(YOUR GOAL)
Which lines in the records below hold the word "flag"? Copy each of them.

(DATA TO EXAMINE)
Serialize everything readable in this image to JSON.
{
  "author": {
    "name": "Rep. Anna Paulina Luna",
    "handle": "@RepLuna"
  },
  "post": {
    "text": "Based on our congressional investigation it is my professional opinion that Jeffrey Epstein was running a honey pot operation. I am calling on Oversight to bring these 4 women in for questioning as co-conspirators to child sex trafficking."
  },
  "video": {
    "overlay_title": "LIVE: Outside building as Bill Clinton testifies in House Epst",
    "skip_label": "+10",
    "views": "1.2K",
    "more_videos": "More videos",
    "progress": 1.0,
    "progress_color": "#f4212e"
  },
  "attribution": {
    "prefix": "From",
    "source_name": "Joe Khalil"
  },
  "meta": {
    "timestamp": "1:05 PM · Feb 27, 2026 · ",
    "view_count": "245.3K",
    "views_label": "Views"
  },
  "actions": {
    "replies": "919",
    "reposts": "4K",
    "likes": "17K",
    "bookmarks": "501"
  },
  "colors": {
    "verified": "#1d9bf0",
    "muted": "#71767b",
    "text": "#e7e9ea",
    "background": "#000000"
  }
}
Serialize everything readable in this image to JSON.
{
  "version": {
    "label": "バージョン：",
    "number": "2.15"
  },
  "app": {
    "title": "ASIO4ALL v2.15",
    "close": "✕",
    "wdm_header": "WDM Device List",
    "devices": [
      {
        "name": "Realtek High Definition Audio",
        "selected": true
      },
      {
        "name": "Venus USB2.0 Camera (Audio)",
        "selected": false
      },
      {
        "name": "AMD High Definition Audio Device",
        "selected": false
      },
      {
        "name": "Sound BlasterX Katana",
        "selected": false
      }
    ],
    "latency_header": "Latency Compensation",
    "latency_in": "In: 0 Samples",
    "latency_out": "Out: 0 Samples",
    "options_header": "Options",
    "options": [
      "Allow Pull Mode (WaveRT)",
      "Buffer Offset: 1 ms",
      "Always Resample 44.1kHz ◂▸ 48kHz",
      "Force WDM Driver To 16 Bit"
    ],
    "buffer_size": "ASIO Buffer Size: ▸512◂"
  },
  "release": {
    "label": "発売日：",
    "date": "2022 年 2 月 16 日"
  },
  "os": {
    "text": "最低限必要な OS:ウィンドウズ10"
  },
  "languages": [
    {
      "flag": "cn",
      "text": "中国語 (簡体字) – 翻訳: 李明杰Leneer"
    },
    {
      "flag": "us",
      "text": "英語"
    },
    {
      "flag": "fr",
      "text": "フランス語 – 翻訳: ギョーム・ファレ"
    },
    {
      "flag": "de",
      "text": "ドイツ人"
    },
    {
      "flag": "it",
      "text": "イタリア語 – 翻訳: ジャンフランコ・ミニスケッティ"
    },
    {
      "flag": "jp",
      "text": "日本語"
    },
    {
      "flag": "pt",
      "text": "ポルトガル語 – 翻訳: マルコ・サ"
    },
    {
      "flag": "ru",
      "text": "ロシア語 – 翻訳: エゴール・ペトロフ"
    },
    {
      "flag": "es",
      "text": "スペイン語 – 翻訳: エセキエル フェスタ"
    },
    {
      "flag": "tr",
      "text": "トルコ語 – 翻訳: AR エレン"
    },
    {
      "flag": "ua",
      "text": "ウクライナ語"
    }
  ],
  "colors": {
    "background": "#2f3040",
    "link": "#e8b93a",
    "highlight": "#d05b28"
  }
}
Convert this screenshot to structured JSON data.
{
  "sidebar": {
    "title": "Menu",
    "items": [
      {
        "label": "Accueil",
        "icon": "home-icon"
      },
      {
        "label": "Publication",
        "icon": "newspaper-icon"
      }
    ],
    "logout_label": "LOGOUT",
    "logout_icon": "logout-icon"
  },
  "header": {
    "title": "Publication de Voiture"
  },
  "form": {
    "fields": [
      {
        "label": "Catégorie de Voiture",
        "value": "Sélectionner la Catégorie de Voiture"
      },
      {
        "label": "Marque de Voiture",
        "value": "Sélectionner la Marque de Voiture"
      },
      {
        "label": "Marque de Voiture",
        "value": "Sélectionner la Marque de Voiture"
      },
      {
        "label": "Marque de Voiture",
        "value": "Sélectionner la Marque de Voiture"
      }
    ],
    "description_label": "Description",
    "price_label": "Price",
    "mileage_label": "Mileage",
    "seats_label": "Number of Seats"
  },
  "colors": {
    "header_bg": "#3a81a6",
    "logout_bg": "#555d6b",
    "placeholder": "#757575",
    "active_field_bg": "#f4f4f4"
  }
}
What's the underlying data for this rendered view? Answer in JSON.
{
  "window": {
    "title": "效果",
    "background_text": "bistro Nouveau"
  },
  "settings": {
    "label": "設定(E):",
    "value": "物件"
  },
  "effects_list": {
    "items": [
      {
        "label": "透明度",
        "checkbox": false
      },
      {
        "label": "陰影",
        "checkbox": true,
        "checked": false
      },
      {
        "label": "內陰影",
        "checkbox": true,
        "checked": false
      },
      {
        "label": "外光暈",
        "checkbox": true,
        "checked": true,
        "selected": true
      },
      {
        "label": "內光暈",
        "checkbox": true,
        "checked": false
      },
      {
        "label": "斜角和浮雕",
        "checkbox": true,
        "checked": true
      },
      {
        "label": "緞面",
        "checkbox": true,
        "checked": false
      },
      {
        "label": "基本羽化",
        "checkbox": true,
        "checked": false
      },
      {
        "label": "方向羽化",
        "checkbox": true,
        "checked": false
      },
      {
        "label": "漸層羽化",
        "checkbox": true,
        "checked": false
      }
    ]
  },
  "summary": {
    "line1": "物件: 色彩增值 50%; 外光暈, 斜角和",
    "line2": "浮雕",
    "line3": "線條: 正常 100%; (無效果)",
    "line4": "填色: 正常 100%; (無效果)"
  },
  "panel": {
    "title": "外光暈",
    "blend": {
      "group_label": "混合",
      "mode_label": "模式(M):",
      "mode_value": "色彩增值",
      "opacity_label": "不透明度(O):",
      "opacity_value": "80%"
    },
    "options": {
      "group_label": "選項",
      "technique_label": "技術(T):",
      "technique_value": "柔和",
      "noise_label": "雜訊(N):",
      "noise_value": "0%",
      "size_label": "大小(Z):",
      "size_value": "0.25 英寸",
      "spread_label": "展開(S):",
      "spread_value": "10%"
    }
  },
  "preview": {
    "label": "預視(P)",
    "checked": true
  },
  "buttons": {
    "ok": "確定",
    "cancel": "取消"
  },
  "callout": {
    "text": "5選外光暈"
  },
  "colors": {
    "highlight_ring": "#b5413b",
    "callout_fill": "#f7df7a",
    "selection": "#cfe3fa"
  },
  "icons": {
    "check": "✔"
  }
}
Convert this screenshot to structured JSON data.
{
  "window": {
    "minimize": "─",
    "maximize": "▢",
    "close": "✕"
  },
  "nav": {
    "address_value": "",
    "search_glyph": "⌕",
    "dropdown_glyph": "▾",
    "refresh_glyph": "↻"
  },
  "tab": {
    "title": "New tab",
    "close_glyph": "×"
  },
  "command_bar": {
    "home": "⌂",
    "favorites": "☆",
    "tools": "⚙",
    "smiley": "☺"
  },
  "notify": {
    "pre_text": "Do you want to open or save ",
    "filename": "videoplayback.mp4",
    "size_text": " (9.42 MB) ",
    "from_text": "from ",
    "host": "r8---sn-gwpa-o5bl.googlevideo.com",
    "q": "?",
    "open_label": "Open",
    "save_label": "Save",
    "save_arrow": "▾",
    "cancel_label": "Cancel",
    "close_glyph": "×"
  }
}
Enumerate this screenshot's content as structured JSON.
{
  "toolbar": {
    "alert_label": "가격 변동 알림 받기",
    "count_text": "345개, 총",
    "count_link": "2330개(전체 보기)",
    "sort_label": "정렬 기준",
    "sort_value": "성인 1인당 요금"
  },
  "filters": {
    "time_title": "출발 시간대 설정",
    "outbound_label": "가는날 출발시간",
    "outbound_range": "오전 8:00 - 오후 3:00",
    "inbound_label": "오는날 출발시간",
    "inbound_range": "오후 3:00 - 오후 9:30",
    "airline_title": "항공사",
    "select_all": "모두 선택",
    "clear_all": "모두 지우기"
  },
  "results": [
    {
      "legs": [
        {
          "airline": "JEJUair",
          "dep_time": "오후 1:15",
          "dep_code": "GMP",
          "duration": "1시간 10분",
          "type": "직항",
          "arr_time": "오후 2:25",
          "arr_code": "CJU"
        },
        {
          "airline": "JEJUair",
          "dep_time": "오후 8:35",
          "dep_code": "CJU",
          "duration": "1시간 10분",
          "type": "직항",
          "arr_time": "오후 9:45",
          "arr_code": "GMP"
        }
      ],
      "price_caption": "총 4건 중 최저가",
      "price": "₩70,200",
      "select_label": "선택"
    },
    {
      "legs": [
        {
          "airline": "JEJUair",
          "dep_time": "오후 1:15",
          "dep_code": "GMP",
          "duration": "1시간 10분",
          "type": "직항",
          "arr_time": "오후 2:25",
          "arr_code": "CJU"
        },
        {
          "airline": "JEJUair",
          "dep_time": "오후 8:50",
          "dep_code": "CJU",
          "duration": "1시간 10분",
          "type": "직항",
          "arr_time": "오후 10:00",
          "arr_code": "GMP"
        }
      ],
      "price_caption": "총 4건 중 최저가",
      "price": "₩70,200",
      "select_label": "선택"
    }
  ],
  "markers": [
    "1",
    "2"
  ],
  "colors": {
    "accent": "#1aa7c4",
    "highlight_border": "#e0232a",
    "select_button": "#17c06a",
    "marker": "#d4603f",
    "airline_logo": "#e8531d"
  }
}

(SOLUTION TO THIS PROBLEM)
      "flag": "cn",
      "flag": "us",
      "flag": "fr",
      "flag": "de",
      "flag": "it",
      "flag": "jp",
      "flag": "pt",
      "flag": "ru",
      "flag": "es",
      "flag": "tr",
      "flag": "ua",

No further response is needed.